▶

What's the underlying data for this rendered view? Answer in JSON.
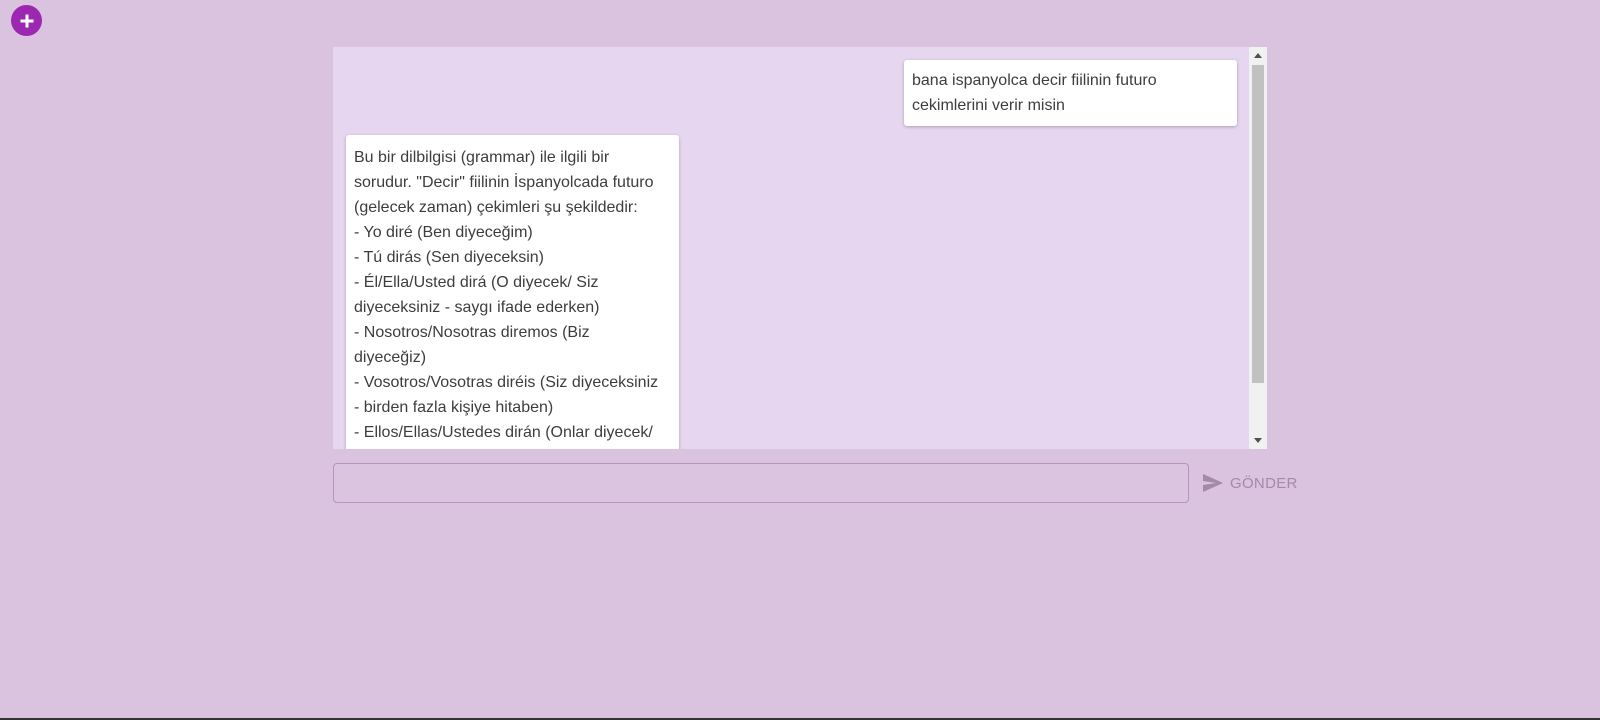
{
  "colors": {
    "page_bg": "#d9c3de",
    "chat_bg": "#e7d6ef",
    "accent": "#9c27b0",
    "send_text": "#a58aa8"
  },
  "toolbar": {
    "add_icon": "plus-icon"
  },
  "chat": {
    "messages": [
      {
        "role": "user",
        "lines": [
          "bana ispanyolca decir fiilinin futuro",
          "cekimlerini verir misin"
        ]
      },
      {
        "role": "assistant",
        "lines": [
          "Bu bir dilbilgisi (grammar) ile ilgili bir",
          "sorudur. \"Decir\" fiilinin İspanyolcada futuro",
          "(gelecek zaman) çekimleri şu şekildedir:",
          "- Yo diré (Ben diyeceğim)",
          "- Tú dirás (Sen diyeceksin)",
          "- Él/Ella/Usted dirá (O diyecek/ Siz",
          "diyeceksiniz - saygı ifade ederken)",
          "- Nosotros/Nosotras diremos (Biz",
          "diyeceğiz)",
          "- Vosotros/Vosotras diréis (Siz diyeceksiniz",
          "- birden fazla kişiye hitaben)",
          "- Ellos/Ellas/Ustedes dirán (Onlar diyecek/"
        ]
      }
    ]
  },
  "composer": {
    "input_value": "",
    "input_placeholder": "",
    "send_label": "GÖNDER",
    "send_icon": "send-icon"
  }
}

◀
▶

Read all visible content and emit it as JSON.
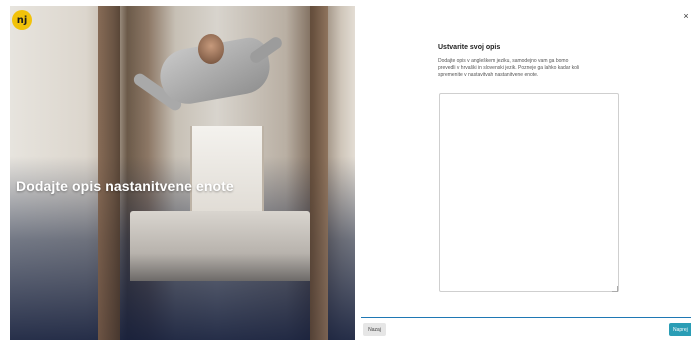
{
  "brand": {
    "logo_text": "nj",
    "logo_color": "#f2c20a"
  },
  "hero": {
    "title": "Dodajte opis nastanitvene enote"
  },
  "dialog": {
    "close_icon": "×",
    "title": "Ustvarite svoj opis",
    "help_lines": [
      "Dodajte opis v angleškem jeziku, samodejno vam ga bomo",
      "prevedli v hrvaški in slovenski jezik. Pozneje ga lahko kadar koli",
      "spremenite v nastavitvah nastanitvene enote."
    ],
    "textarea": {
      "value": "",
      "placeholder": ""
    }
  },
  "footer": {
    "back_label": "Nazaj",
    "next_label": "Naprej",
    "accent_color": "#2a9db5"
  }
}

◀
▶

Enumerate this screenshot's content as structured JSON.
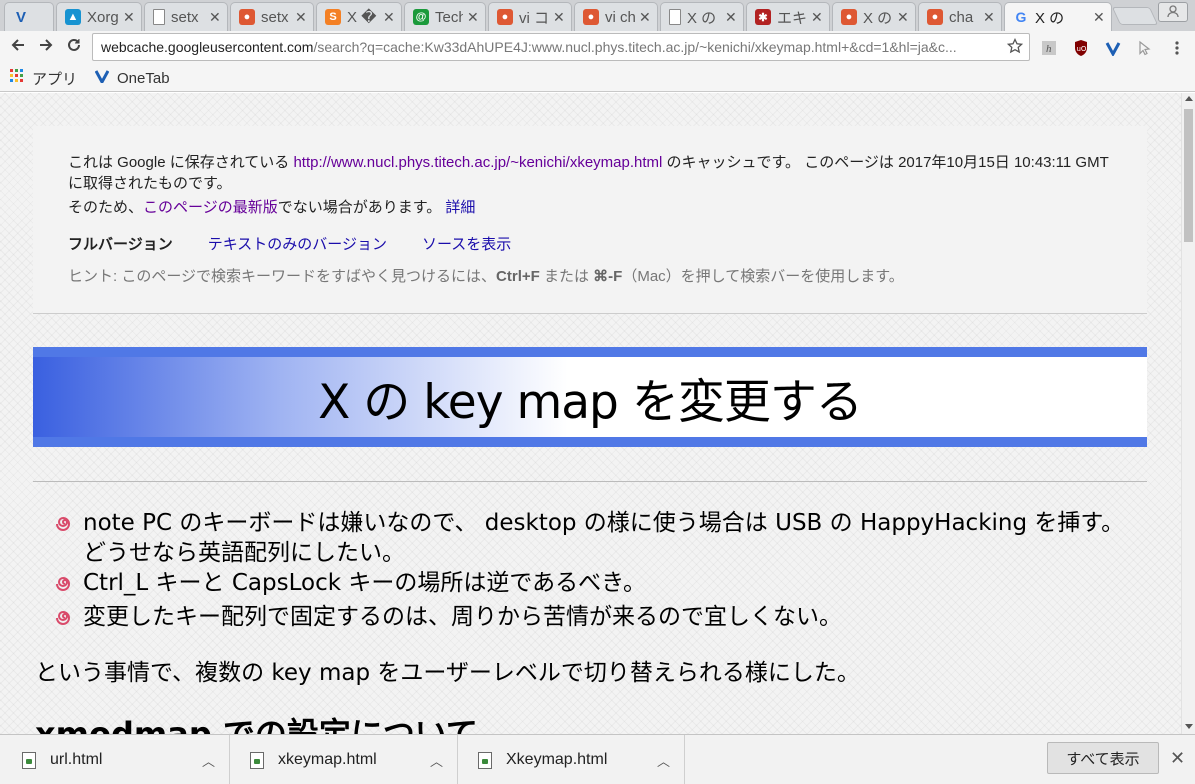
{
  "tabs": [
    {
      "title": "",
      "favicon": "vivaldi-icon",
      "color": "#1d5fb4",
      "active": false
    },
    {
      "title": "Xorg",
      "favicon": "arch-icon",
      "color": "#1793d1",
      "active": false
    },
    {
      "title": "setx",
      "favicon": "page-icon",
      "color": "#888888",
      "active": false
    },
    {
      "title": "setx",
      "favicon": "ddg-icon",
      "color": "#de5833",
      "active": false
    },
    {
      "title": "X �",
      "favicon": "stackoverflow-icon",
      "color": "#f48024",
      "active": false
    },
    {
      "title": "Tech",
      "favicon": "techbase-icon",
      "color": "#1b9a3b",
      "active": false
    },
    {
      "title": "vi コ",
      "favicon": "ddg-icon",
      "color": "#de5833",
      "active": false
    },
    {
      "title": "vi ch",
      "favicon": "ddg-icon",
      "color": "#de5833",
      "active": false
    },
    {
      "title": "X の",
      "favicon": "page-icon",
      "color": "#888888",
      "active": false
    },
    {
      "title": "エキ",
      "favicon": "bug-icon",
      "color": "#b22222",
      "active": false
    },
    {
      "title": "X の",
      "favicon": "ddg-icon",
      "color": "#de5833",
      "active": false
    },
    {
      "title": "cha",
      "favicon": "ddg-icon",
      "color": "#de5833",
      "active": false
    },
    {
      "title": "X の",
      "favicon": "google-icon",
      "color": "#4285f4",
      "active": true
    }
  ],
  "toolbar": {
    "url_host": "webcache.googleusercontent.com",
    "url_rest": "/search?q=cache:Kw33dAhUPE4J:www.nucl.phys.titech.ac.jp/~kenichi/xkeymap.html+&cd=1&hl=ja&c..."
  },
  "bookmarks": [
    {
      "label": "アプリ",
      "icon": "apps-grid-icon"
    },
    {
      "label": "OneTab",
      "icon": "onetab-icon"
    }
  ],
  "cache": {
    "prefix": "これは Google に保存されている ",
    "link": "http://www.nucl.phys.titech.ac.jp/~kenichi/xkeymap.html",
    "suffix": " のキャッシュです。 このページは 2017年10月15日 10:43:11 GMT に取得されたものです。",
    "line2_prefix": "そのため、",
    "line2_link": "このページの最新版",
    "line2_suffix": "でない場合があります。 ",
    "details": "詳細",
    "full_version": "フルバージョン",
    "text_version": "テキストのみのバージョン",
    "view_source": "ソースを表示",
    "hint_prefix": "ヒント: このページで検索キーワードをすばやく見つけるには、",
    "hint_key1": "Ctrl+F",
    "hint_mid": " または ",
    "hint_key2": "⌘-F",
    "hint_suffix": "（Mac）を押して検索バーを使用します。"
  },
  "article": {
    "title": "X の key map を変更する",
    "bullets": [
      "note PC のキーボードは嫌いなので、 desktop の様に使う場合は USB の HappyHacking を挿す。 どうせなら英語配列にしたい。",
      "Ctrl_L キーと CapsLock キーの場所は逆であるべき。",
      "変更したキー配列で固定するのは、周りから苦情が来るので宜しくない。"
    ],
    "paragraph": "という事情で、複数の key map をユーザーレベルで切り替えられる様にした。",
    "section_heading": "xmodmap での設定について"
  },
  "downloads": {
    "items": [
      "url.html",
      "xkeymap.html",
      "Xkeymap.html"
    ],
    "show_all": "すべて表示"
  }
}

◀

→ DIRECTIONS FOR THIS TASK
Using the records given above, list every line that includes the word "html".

→ OUTPUT OF THE EXERCISE
    "url_rest": "/search?q=cache:Kw33dAhUPE4J:www.nucl.phys.titech.ac.jp/~kenichi/xkeymap.html+&cd=1&hl=ja&c..."
    "link": "http://www.nucl.phys.titech.ac.jp/~kenichi/xkeymap.html",
      "url.html",
      "xkeymap.html",
      "Xkeymap.html"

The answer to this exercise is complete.